] But compared to previous studies involving medical students, our study methodology was different. By virtue of its cross over design, so that each student served as their own control, as well as the random allocation of the intervention (involvement in teaching) and the lack of additional training we avoided the potential confounders of selection bias and performance bias of these previous studies.[10
While it may seem intuitive that involvement in teaching should improve learning, this may not always be the case.[9
] When a novice learner is presented with complex material a large intrinsic cognitive load is placed on working memory.[20
] Performing tasks not directly related to learning – such as preparing for teaching – may generate an extrinsic cognitive load that may inhibit learning. Fortunately, we did not observe these potentially negative consequences of PAL – suggesting that this is a 'win-win' strategy.
In addition to increasing preparation time there are several explanations as to why involvement in teaching may improve the quality of learning. The first is that it motivates the learner to spend more time preparing, thereby possibly resulting in deeper learning. Teaching in the classroom also requires that concepts be verbally explained to the learner; this process of vocalization has been demonstrated to be an effective independent cognitive strategy for learning.[21
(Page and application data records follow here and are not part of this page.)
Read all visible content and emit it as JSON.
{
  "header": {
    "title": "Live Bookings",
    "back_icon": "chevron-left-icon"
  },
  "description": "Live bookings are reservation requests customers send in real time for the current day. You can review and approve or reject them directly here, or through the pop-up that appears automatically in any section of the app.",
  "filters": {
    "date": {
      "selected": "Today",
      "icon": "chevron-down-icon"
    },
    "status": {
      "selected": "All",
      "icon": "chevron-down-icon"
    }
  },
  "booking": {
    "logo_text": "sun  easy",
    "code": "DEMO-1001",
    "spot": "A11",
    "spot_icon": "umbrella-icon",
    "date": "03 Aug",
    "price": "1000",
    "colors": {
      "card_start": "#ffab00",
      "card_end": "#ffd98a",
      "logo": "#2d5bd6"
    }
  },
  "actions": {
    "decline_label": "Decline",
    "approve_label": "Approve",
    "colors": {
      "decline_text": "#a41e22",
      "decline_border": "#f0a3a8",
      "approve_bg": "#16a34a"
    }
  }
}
] In addition, students may not be able to accurately assess their own knowledge deficiencies. By interacting with their peers in a classroom setting and attempting to answer questions from the group, peer educators may gain insight into which concepts they have a thorough understanding of and for which they need to study further. Finally, making participation in PAL an expectation may be enough to stimulate extrinsically motivated students to learn, while intrinsically motivated students may be rewarded by a sense of competence, autonomy, and relatedness by leading a small group discussion.[22
] Although we did not evaluate this directly, irrespective of how much students typically prepared for small groups, we found that preparation time increased when they assumed the role of peer educator. Unfortunately, we were unable to assess whether the amount of time students spent preparing could be used to predict scores on the MCQ exam due to the anonymous nature of our survey, but should be explored further.
Importantly, our study design only allowed us to conclude students benefited from becoming involved in the entire process of teaching. Not only does this process include the time spent in the classroom actively teaching, but also includes the time spent preparing for the session and reflecting upon it after it has occurred. Determining to what extent each of these aspects contributed to the students' knowledge gains remains unknown. So while the act of teaching in the classroom may improve learning, the role that the significant amount of additional time students spent preparing for the session in our study cannot be ignored and should be explored in future studies.
There are several limitations to our study. Firstly, our results, while statistically significant, show a relatively small absolute difference in examination scores when a student was the peer educator compared to when they were participating as a group member. This may reflect that students still prepared for the sessions even when they were not peer educators or that the time between the small group sessions and the end of course examination was between one and 12 weeks – so our study evaluated the effects of involvement in teaching on knowledge retention rather than simply short-term knowledge acquisition. It should be noted that our effect size for knowledge gains is very similar to other studies in the literature that evaluated the effect of peer educators in courses of similar length.[9
] Secondly, we conducted our study using a single course in a single medical school with a clinical presentation curriculum, so our results may not be generalizable. Finally, our use of student self-reported preparation times introduces the possibility of recall bias. Further studies are clearly needed to confirm, and explain, the performance benefits associated with involvement in teaching.